- On pp. 106-09 Loftus naively regurgitates what Christian apologists claim about ancient science and philosophy and as a result gets several basic facts wrong. For example, contrary to Loftus, the Copernican system was actually less accurate than Ptolemy's, which in fact did predict planetary positions remarkably well. This was one of the most convincing arguments against Copernicus at the time. In fact, as Kepler subsequently showed, Copernicus threw out all the conceptual advances made by Ptolemy that were actually correct (such as non-circular orbits and inconstant velocities). But even in general (apart from this fleeting reference to Ptolemy), here as elsewhere, there is a pernicious tendency to assume that ancient science and philosophy ended with Aristotle and Plato, a mistaken notion that began in the middle ages, when all the science and philosophy that had advanced far beyond Aristotle and Plato was mostly forgotten and remained lost until well into the Renaissance and even the Modern era. Yet a lot of Christians today still haven't gotten that memo. (Being my professional field, this is a drum I often beat.)
- On p. 94 Loftus says Antony Flew suffers from Alzheimer's, but there is in fact no evidence of that particular condition. I would argue the evidence is resoundingly against it. His pathology, as best I can make out, does not match that but is closer to a more specific stroke-related memory disorder. And even that is speculative. The most we can say is that his mind does not appear to be functioning properly, for whatever reason. (I've discussed this before.)

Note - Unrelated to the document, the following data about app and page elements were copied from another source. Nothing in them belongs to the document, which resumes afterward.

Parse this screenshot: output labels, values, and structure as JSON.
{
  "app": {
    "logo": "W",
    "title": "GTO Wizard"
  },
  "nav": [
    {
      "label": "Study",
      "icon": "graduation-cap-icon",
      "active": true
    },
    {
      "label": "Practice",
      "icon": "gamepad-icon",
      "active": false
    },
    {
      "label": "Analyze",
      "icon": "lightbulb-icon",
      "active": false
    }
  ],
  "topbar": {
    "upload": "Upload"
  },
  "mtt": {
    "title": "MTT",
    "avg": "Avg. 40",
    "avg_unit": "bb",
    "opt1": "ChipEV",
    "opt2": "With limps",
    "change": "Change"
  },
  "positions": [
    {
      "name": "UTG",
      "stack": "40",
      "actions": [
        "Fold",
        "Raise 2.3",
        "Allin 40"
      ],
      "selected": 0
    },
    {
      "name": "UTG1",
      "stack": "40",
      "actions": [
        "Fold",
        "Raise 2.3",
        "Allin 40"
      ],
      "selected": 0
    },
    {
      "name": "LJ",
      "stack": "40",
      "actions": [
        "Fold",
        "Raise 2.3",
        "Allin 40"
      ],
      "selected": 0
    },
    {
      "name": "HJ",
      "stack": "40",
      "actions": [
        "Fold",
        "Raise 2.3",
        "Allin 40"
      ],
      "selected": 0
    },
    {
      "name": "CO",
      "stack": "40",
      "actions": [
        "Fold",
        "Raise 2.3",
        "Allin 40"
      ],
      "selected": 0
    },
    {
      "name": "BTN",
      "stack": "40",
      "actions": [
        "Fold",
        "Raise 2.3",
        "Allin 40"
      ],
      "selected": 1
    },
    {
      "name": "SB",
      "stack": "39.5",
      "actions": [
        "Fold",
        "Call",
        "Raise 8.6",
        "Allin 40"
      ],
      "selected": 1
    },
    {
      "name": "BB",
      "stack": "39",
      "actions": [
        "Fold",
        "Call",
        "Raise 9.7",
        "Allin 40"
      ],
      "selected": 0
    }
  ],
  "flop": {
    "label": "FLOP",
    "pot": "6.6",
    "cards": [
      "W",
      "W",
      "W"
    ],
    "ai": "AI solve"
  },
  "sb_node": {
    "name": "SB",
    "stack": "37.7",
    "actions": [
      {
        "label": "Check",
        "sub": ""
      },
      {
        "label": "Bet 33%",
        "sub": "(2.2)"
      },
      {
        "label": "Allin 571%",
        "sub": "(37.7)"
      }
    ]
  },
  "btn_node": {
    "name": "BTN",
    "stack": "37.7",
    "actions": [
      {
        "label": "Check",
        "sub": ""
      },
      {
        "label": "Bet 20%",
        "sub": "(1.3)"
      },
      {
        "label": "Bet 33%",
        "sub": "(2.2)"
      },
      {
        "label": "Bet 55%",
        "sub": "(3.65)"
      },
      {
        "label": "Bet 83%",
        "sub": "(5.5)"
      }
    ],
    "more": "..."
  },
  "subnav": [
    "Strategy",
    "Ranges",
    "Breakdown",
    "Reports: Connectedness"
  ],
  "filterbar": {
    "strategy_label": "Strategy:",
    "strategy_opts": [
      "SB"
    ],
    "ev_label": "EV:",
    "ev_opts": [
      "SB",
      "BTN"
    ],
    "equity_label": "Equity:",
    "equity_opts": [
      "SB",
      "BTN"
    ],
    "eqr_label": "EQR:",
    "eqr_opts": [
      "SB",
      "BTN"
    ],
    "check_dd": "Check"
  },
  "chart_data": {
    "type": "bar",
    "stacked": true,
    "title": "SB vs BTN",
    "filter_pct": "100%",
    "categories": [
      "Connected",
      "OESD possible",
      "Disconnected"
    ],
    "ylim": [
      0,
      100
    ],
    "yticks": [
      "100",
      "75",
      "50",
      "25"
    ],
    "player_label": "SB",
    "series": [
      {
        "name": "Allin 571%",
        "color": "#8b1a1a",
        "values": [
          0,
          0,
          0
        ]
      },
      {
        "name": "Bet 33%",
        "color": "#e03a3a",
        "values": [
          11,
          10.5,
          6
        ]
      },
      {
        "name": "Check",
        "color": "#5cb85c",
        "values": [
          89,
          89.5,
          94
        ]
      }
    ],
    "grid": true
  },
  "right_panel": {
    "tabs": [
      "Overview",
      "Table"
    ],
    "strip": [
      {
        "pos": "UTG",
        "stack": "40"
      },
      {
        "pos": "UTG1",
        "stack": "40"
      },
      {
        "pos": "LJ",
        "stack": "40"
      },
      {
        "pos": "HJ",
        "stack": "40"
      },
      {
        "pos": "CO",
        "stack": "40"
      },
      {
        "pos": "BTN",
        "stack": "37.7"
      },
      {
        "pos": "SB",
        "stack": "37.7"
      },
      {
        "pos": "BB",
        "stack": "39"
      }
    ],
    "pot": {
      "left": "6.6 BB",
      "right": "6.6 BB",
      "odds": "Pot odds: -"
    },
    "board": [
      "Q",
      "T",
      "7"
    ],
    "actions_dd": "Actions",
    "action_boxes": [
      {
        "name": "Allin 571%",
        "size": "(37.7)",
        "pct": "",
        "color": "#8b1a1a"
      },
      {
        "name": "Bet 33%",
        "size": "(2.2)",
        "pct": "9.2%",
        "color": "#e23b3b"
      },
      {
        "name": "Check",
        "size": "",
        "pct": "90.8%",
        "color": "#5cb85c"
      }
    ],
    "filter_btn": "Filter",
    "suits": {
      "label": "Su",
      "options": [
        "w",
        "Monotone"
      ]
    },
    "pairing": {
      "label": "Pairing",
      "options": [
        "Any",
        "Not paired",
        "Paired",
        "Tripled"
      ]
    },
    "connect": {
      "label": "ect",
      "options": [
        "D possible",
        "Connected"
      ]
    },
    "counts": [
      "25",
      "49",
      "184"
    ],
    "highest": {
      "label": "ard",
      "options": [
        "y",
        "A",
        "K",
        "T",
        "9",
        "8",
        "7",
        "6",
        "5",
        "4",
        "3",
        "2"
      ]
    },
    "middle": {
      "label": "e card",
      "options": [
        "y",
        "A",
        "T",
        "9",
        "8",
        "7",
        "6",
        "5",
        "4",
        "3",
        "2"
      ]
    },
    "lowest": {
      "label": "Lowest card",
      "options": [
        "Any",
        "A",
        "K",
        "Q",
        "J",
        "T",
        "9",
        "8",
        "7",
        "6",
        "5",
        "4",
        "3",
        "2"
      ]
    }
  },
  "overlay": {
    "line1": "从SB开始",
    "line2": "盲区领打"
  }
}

But despite their various defects, both books can be worth having for different reasons--Loftus, if you want a good extensive response to contemporary Christian apologetics to consult; Paolos, if you want a fun, brief, logical rant against godism (with some nifty mathematical observations thrown in). And both books can be worth recommending for different reasons. Loftus is exactly the opposite of Paolos. Paolos is too succint and flippant (though delightfully). Loftus is too elaborate and serious (though admirably). But in a sense, those are also their respective virtues. Some people need the one and not the other. Loftus will be offputtingly scholarly, except to those who demand a serious scholarly treatment of Christian apologetics, while Paolos will be offputtingly unscholarly, except to those who haven't the time, patience, or interest to read what isn't brief, entertaining, and just-to-the-point. But then again, one can start with Paolos, then graduate to Loftus--although I recommend bridging the gap with Carrier. Those who complete my book and still want a more detailed treatment of contemporary Christian apologetical arguments (just to make sure the last nail is in the coffin), precisely because those arguments have now become so elaborate and sophisticated, will want to read Loftus.